Modifications often pertain to the substance of the decree or order. The court may modify its previous command if it finds that justice requires it, typically at a subsequent marriage dissolution proceeding. Similarly, the court may be asked to change child custody or visitation terms after their initial issuance.
The word 'modifications' refers to any alterations made in the ultimate court order, and it follows the entrance of child support or divorce decree order. Modifications can occur when whichever parent wants to alter something in their original divorce judgment.
Which Orders Can Be Modified In Family Law Cases?

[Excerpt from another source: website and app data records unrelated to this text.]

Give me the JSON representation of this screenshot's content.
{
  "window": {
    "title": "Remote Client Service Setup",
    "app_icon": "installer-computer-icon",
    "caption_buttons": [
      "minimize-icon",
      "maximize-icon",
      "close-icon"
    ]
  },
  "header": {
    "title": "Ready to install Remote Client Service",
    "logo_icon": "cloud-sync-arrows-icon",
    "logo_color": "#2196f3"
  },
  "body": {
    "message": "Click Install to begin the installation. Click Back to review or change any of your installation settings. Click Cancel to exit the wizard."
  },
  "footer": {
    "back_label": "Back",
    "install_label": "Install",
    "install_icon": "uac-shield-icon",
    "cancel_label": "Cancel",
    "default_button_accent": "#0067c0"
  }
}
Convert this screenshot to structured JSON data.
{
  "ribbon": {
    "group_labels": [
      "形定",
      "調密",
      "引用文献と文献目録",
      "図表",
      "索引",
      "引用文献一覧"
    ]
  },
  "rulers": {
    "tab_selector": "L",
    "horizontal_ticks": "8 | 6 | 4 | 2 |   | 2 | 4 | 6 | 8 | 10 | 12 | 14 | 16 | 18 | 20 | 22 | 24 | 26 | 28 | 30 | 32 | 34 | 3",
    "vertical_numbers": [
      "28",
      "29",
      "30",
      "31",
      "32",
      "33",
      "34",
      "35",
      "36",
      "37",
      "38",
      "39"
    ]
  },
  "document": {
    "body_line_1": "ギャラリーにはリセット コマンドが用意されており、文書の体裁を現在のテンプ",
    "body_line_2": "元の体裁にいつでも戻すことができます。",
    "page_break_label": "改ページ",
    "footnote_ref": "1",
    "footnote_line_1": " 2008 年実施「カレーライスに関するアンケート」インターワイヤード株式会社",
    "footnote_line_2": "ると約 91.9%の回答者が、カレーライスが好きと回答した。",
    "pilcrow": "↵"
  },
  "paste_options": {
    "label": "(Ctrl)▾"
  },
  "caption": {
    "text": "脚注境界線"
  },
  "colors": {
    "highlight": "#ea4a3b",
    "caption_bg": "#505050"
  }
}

Numerous types of decrees, judgments, and orders are adjustable in family law. Judgments and decrees entered in annulment, paternity and nullity cases, and legal separation can often be altered in the future after entry of the verdict. The orders that can always be changed include child support and child custody.
These orders can always be changed since guardians are not permitted to agree to orders that are non-definable for child support and custody. The charges and judgments that can be altered include spousal funding and particular provisions where the court precisely 'reversed jurisdiction' to modify or make further orders.
Habitually, the spouses' divorce judgment will specify if the terms of that provision consent to alteration. The judgments that cannot be changed include contracts for property splitting or final determinations.
How Lawyers Determine Whether an Order can be Modified
There are two stages in the determination of whether a decree or order can be modified;
- Whether the issue is statutorily changeable, only specific orders are changeable under the law, including visitation judgments, spousal support, child custody, and alimony. Judgments for the splitting of community assets are not changeable unless a divorce says differently.
- Whether the judgment terms provide a go-ahead for modification, the terms of the order may specify whether it is allowed to be changeable. For instance, so e people agree to alimony orders that are non-modifiable as they cannot be changed in the future even if there is a shift in circumstances.
Is Legal Representation Needed to Modify a Family Court Order?
It is undoubtedly wise to consult a family law expert to assist with your modification motion or if you are responding to that motion. Numerous distinctions will relate to modification orders and having the assistance of a lawyer that has handled such cases extensively before.
Consult our attorneys and have a free and private consultation to talk about your options.